Week #2: Untrusting Leaders
I adhere to the motto: Trust people until proven wrong. Trusting your team to work hard and to perform to the scope of their roles, and allowing them room to be innovative are critical to any businesses’ success.
A common mistake I see leaders make, one I made early in my career, is not trusting enough. True, trust must be earned, but I have also found that there may be more than one approach to success, and even if someone on our team wants to try another approach, I need to allow mistakes to happen for growth to occur. Plus, I have also been proven wrong at times and learned that if we focus on the outcome rather than the tactics of the approach (as long as the approach is consistent with our values), greater trust is a likely outcome.
Another way I see leaders fail in “trusting others” is through unclear decision making processes that plague many organizations. When components of decision making such as who, how, and when are poorly defined, the result will be lack of clarity, a loss of urgency, decreasing trust, and a lack of accountability. I have always used the RACI model to clarify who is responsible for each action in decision making (see “LOVE WORKS” (link to title). R = who makes recommendations on the decision, A = who approves the decision, C= who consults on the decision, and I = who has to be informed of that decision. I highly recommend you use the RACI model; although it may seem time consuming to go through the RACI process, it will expedite decision making, provide clarity, and build trust.
Leadership consistency also builds trust. If our desire is to build a workplace culture that breeds integrity, respect, hard work, empathy, or kindness, but our actions don’t model such values, our employees won’t buy into the culture and will see there is no accountability for actions. Consistency builds trust in your business environment, yet nearly all of us fail at being consistent with our culture or a set of stated values. If you make a mistake, admit it, and move forward. Don’t deny and don’t blame others. This authentic leadership modeling will build trust and strengthen your organization’s culture.

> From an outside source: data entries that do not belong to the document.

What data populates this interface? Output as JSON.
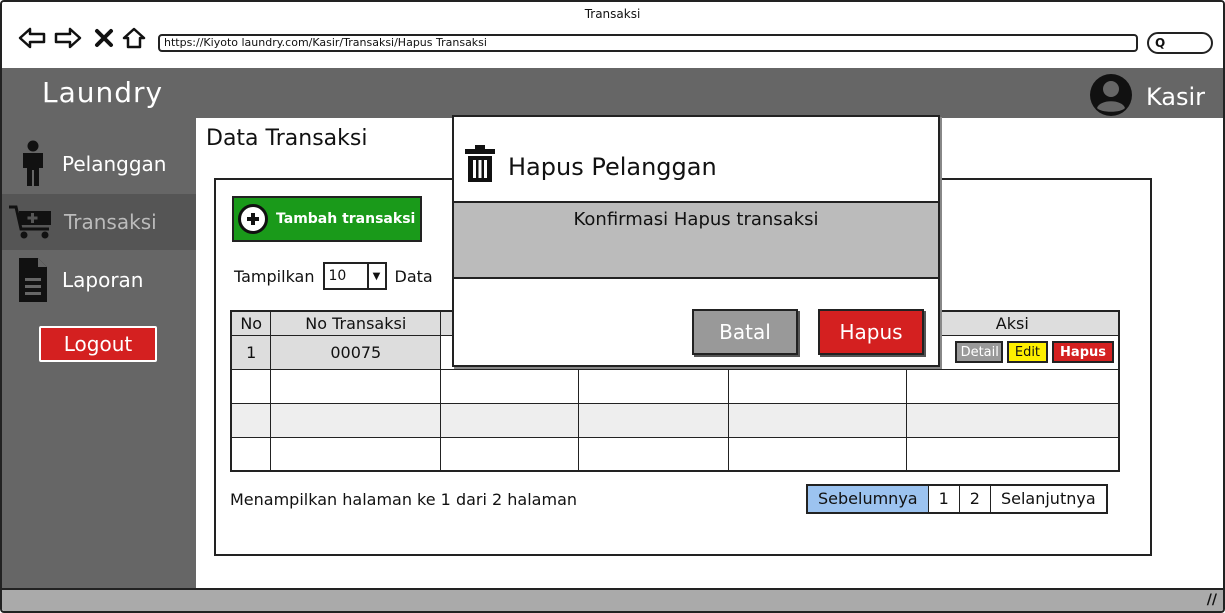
{
  "browser": {
    "window_title": "Transaksi",
    "url": "https://Kiyoto laundry.com/Kasir/Transaksi/Hapus Transaksi",
    "search_glyph": "Q"
  },
  "header": {
    "brand": "Laundry",
    "user_label": "Kasir"
  },
  "sidebar": {
    "items": [
      {
        "label": "Pelanggan",
        "icon": "person-icon"
      },
      {
        "label": "Transaksi",
        "icon": "cart-icon"
      },
      {
        "label": "Laporan",
        "icon": "document-icon"
      }
    ],
    "active": "Transaksi",
    "logout_label": "Logout"
  },
  "main": {
    "page_title": "Data Transaksi",
    "add_button_label": "Tambah transaksi",
    "show_label": "Tampilkan",
    "page_size": "10",
    "data_label": "Data",
    "table": {
      "headers": [
        "No",
        "No Transaksi",
        "",
        "",
        "",
        "Aksi"
      ],
      "rows": [
        [
          "1",
          "00075",
          "",
          "",
          "",
          ""
        ],
        [
          "",
          "",
          "",
          "",
          "",
          ""
        ],
        [
          "",
          "",
          "",
          "",
          "",
          ""
        ],
        [
          "",
          "",
          "",
          "",
          "",
          ""
        ]
      ],
      "actions": {
        "detail": "Detail",
        "edit": "Edit",
        "hapus": "Hapus"
      }
    },
    "footer_info": "Menampilkan halaman ke 1 dari 2 halaman",
    "pagination": {
      "prev": "Sebelumnya",
      "pages": [
        "1",
        "2"
      ],
      "next": "Selanjutnya"
    }
  },
  "modal": {
    "title": "Hapus Pelanggan",
    "message": "Konfirmasi Hapus transaksi",
    "cancel_label": "Batal",
    "confirm_label": "Hapus"
  },
  "colors": {
    "chrome_gray": "#666666",
    "add_green": "#1a9a1a",
    "danger_red": "#d42020",
    "edit_yellow": "#ffef00",
    "pager_prev_blue": "#9cc3f0"
  }
}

In summary, if you want to build trust on your team, let others do their jobs, clarify decision making, and lead consistently to your team’s stated values.
The fewer decisions we feel we need to make, the stronger a leader we are and the stronger team we have built. I try to hire only the best – and then I let them do their jobs. Micromanaging is one of the top three reasons that employees resign. It kills creativity, breeds mistrust, causes undue stress, and demoralizes your team. If you want to avoid these consequences, practice delegating, set clear expectations, let go of perfectionism, hire the right people, and then ask your employees how they prefer to be managed.
Giving them the opportunity to provide feedback not only ensures a sense of value and trust but also solidifies establishing clear communication channels and lets your team know you’re there when they need you.
Not leading with love
Leading with love in business, as in life, is always the right decision. It doesn’t have to be emotional, as emotions don’t always belong in business. However, there are factors to consider when leading with love and how to identify which is which when making decisions.
Try to identify with your gut. In terms of resolution, don’t overanalyze, don’t make out a list of pros and cons, simply take the action your heart wants. Open up the vibration to receive what will naturally come from that action over the remorse of losing an opportunity. Have faith in yourself and everything you have accomplished in the past.
Ignore your fears, breathe, pay attention to what you’re supposed to do as a leader, and have confidence in yourself that leading with love will always be the right choice and solution.
As you journey through your business leadership skills, it’s vital to understand that leading with your heart leads to no regrets. You will never go wrong if you listen within and make decisions based on trusting your actions and listening to your employees. Humility goes a long way towards creativity and innovation.
My mission is to share and impart the principles of “love” as the verb into businesses and organizations. With this in mind, become the leader you want to see and allow the rest to flow.